Of course this was during the time that I actually believed that I was indeed a crossdresser. Dressing a few times a year did not really qualify.
I was instead looking for a way to cure my gender disphoria.
That feeling that somehow I needed to be female was never really too far from the surface. People who write these stop crossdressing pages are often fetishists who indulge in their fantasies and perhaps take countless pictures in a miriad of outfits.
They are sexually addicted to something and then reach an addiction level which eventually promots them to act and try to go cold turkey. Often these kids started in their mother's closet at or after the age of puberty.
My case was a little different and my disphoria has been with me from earliest memory. My crossdressing manifested itself very early and then went underground once it was discouraged. But after puberty and with signs of embarrassing eroticism, I did my very best to quash everything and bury it under the proverbial carpet.
Do I consider myself a paraphilic or a fetishist as per Ray Blanchard's theory? Absolutely not. Not only do his ideas not speak to my personal experience but I don't subscribe to the notion that toddlers can develop paraphilias. Anne Lawrence can believe what she likes.
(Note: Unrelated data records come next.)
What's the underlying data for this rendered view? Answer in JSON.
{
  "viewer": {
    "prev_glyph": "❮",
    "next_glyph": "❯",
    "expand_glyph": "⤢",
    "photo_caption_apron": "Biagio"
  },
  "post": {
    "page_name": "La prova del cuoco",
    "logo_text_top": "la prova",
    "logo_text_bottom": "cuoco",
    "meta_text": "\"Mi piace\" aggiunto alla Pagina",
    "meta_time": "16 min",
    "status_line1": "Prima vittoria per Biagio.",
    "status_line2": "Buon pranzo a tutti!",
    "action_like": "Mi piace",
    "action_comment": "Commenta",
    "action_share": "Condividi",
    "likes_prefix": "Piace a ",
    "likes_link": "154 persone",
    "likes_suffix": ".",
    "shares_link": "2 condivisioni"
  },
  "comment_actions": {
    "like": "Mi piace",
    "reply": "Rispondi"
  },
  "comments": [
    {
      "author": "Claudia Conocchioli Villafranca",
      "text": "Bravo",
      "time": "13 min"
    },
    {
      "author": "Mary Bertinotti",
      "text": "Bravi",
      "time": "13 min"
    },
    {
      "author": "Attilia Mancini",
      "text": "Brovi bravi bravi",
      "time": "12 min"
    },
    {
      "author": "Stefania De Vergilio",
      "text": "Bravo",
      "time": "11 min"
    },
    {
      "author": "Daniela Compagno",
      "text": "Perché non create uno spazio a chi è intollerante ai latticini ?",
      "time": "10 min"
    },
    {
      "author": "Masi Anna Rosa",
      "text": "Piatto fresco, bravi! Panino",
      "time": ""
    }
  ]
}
But nonetheless, these websites disturb me because young gender disphorics can easily fall prey to the idea that they can cure their "vice" through suppression when nothing could be further from the truth. There is no known cure for gender disphoria and, speaking as someone who couldn't have tried any harder to eradicate mine, suppression is not a successful management tool as it will lead to depression.
Your failed attempts at suppressing something which, for you,is hard wired and natural will only lead to disappointment and frustration when you fail to defeat it.
It took me decades to understand this and my heart goes out to young kids who are still in search of who they are.